We will do it by working in coalition with our leftist allies, collaborating on solutions, and materializing the progressive ideologies that will help lift us out of our oppressive system. The impeachment march has been an opportunity to learn how to collaborate in this resistance movement with partners from across the political spectrum. We are learning to work together by practicing to work together. We certainly came across several instances of ideological and strategic differences with our partners who consider themselves to be more moderate than us, but ultimately we were able to work through our differences. By building up these working relationships, we were able to normalize socialist values and bridge gaps between groups with differing political stances within our organizing effort for the march.

Socialists need to be in this movement, creating these spaces, engaging in these dialogues. We often tell ourselves that it is more important that we organize locally, focus on the issues that make life impossible in our own background for the neighbors we care about. We needed to recognize that right now as people are galvanized to participate in the resistance, in whatever way that makes sense to them, this is our opportunity to normalize socialism and collectivist values.
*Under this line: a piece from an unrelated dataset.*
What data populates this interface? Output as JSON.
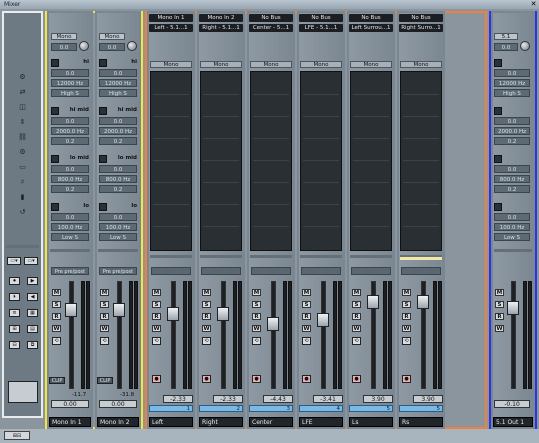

This is our chance to say not only are we in this together, but we all deserve better.

On July 2, 2017, about 10,000 people marched together in downtown Los Angeles, in miserable heat, to demand the House of Representatives begin the process to impeach the president. About 50 other cities joined in the national effort and held demonstrations of their own. While people of diverse political stances united on the message that this president has violated the nation’s laws and must be held accountable, a conscious effort was made to include messaging about the other ways in which our government is harming us. Over a dozen groups from across the left joined us by setting up tables and inviting the marchers to join ongoing local organizing efforts. The event included Congressman Brad Sherman, who spoke on the importance of impeachment, as well as including speakers from organizations advocating for a multitude of progressive legislation, including, but not limited to: single payer healthcare, renewable energy, universal representation, and immigration reform.
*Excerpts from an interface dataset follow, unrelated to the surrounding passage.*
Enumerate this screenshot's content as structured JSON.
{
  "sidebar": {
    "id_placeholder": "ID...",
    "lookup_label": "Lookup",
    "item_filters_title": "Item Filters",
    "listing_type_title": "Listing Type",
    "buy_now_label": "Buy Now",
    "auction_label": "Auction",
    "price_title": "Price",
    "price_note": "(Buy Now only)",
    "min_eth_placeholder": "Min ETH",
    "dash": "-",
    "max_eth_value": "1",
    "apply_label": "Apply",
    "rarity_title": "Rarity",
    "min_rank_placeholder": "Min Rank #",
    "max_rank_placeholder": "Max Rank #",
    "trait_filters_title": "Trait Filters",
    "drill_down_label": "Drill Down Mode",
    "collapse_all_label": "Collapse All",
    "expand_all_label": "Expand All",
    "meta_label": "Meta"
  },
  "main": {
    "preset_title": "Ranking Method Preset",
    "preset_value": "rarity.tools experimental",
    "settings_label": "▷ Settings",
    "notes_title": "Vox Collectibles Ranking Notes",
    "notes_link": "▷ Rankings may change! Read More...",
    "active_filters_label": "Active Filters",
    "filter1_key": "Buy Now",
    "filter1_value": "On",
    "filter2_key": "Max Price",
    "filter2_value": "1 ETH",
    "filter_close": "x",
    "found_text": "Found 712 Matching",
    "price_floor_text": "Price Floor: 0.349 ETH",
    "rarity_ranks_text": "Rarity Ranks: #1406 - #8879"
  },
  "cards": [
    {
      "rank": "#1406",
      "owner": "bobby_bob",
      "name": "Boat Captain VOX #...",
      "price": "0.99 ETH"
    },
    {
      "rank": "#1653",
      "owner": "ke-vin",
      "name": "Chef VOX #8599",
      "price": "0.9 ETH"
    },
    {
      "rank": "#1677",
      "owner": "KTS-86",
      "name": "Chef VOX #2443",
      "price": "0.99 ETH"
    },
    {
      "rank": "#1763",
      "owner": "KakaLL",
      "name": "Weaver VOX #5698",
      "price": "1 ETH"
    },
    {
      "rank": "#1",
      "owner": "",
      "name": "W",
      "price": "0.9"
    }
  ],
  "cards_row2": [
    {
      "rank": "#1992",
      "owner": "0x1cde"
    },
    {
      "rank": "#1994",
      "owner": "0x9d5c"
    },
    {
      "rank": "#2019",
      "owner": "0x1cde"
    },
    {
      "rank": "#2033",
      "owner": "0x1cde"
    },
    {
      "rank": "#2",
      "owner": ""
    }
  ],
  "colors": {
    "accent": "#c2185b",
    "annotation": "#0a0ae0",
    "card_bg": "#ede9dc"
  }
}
This was a key facet to the march and a chief focal point for our team when building out the programming for the march. Recruiting and providing space for intersectional movements and groups is an integral and invaluable component in building the coalitions and solidarity that are needed to tackle the complex, systemic problems that are undermining our democracy and freedoms. Through the grassroots organizing training we’ve received, we learned that protest is important and necessary in movement building, but the real measure of success is our ability as organizers to turn protest into power. The idea was to ensure that our march/protest did not only provide a space for protesters to show up and express their collective anger, but to also help them harness that anger and connect them with organizations that are already organizing around progressive initiatives and causes, in hopes that we can grow people power in the grassroots movement.
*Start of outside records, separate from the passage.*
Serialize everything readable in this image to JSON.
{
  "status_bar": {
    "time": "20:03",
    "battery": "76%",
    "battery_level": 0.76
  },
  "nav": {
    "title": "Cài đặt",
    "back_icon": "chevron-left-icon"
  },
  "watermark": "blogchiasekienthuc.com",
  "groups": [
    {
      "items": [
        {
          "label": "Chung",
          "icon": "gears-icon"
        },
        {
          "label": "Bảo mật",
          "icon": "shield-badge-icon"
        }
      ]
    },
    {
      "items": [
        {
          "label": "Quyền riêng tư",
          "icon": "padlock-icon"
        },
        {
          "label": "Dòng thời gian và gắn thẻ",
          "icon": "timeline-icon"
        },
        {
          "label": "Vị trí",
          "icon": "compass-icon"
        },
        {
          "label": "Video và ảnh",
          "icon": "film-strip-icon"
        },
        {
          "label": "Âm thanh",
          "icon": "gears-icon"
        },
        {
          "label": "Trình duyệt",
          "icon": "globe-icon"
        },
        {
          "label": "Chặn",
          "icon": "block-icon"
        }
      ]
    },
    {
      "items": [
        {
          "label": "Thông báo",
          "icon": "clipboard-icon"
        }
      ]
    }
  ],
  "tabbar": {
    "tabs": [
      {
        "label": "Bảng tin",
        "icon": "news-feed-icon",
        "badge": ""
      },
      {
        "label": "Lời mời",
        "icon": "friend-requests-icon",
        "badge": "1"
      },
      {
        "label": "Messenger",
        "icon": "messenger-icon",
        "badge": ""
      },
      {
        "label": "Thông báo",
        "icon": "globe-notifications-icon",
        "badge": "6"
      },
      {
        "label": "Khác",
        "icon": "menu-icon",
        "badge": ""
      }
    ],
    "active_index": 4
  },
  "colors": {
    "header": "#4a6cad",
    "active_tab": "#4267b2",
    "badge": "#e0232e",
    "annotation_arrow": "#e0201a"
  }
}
This was a very new thing for Ground Game. Our organization is still in its infancy, and our focus has been on hyperlocal organizing, civic empowerment, lobbying, and other forms of community support within District 13 in Los Angeles. So to have been brought on as lead organizers for a national march/movement was something quite foreign to us. So was it a success? Absolutely. Were there things that could have been better? Absolutely. Do we wish we had been able to garnered the support of an even more diverse coalition? Absolutely. But this is precisely why we also did not look at this opportunity as a one-off. This march, and every march before, and every march hereafter, is an opportunity for growth and unity — an incubator for solidarity. They are an opportunity to cultivate the relationships between the folks on the ground that are doing the hard work, an opportunity to educate each other, and an opportunity to forge stronger alliances that will properly support the myriad of movements that are taking place locally, statewide, and federally.